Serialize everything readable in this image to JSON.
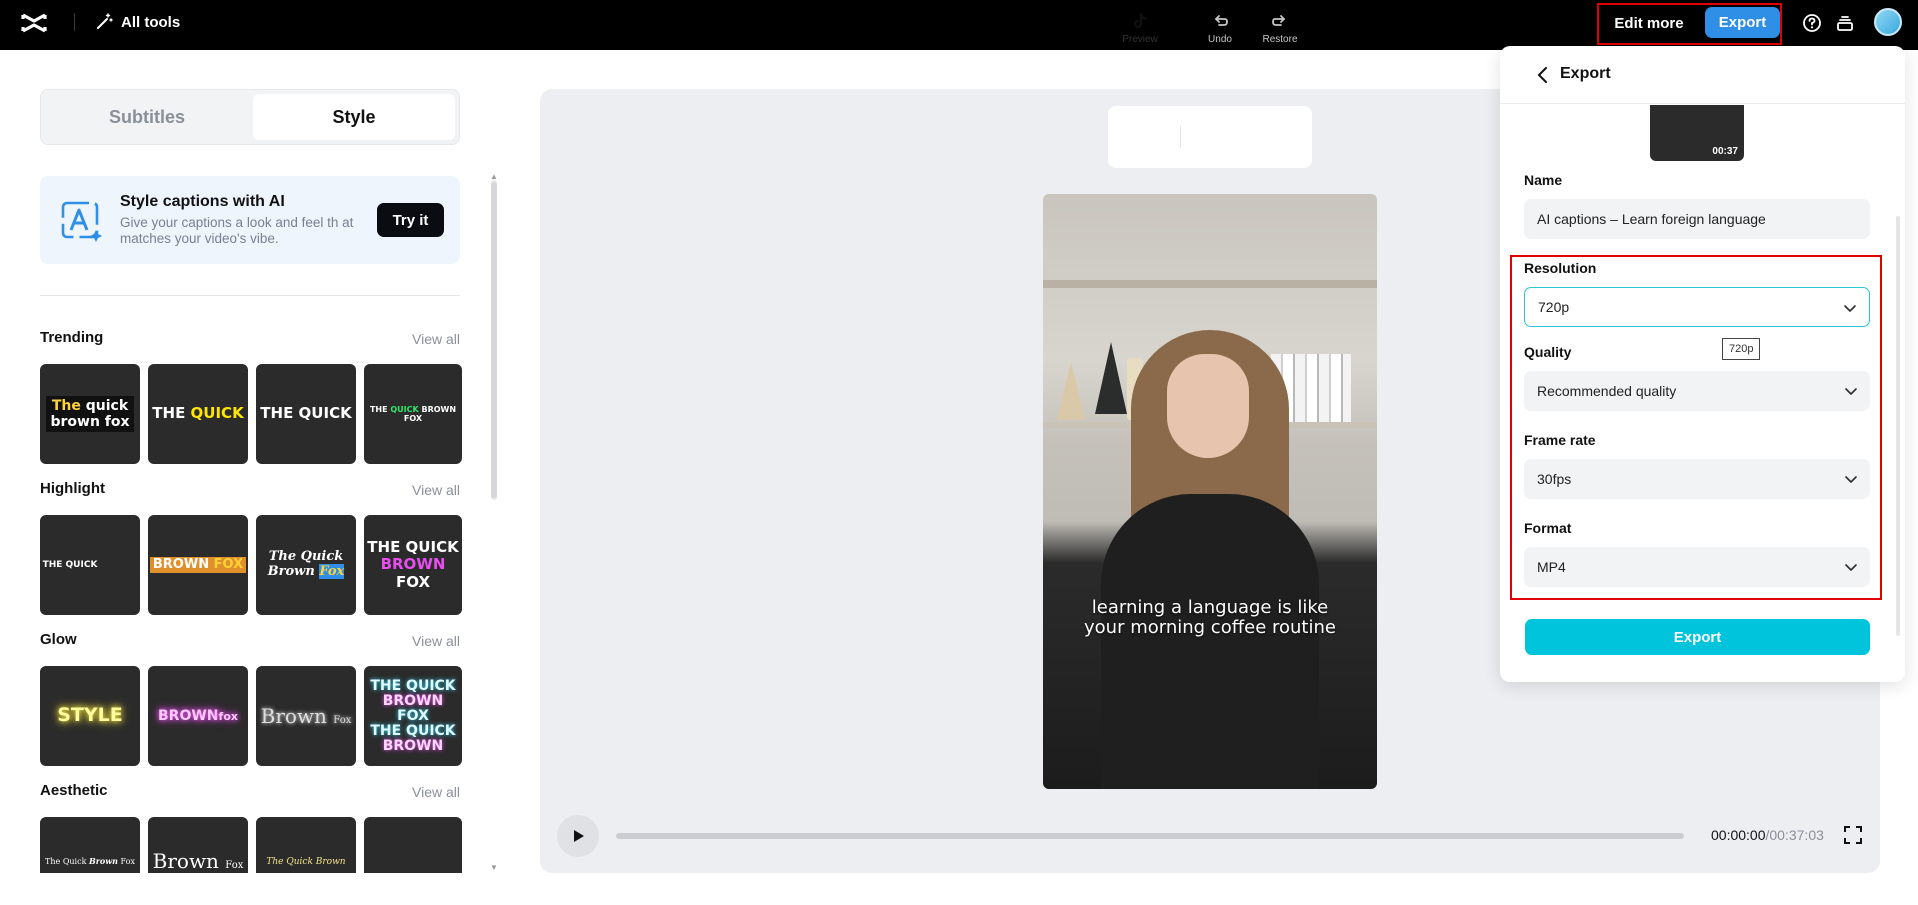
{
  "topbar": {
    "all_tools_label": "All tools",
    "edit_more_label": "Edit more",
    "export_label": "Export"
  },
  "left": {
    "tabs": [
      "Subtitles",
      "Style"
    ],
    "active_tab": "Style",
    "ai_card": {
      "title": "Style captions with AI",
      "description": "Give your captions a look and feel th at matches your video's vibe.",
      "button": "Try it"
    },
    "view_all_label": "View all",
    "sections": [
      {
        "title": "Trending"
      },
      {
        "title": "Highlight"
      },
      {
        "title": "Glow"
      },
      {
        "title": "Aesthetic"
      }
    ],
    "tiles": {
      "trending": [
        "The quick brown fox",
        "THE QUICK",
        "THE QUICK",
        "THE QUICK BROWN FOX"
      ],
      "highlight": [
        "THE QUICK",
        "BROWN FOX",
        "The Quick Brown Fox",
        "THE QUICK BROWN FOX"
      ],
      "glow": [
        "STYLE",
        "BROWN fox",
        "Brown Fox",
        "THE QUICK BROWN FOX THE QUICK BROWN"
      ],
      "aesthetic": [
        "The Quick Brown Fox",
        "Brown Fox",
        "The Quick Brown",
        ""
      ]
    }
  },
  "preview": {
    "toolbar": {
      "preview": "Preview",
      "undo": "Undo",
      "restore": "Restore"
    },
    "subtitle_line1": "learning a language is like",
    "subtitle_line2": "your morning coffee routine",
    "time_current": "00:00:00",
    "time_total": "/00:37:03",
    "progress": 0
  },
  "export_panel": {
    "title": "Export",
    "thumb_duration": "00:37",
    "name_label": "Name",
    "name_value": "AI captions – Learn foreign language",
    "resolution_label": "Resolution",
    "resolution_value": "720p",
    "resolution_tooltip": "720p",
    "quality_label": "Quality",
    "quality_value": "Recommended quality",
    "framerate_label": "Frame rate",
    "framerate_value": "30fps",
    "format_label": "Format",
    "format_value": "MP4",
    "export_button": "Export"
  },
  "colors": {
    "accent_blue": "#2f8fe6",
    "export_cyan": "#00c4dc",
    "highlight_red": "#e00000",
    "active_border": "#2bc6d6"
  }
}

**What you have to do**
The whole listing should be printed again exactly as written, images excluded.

**Answer for the task**
Serialize everything readable in this image to JSON.
{
  "topbar": {
    "all_tools_label": "All tools",
    "edit_more_label": "Edit more",
    "export_label": "Export"
  },
  "left": {
    "tabs": [
      "Subtitles",
      "Style"
    ],
    "active_tab": "Style",
    "ai_card": {
      "title": "Style captions with AI",
      "description": "Give your captions a look and feel th at matches your video's vibe.",
      "button": "Try it"
    },
    "view_all_label": "View all",
    "sections": [
      {
        "title": "Trending"
      },
      {
        "title": "Highlight"
      },
      {
        "title": "Glow"
      },
      {
        "title": "Aesthetic"
      }
    ],
    "tiles": {
      "trending": [
        "The quick brown fox",
        "THE QUICK",
        "THE QUICK",
        "THE QUICK BROWN FOX"
      ],
      "highlight": [
        "THE QUICK",
        "BROWN FOX",
        "The Quick Brown Fox",
        "THE QUICK BROWN FOX"
      ],
      "glow": [
        "STYLE",
        "BROWN fox",
        "Brown Fox",
        "THE QUICK BROWN FOX THE QUICK BROWN"
      ],
      "aesthetic": [
        "The Quick Brown Fox",
        "Brown Fox",
        "The Quick Brown",
        ""
      ]
    }
  },
  "preview": {
    "toolbar": {
      "preview": "Preview",
      "undo": "Undo",
      "restore": "Restore"
    },
    "subtitle_line1": "learning a language is like",
    "subtitle_line2": "your morning coffee routine",
    "time_current": "00:00:00",
    "time_total": "/00:37:03",
    "progress": 0
  },
  "export_panel": {
    "title": "Export",
    "thumb_duration": "00:37",
    "name_label": "Name",
    "name_value": "AI captions – Learn foreign language",
    "resolution_label": "Resolution",
    "resolution_value": "720p",
    "resolution_tooltip": "720p",
    "quality_label": "Quality",
    "quality_value": "Recommended quality",
    "framerate_label": "Frame rate",
    "framerate_value": "30fps",
    "format_label": "Format",
    "format_value": "MP4",
    "export_button": "Export"
  },
  "colors": {
    "accent_blue": "#2f8fe6",
    "export_cyan": "#00c4dc",
    "highlight_red": "#e00000",
    "active_border": "#2bc6d6"
  }
}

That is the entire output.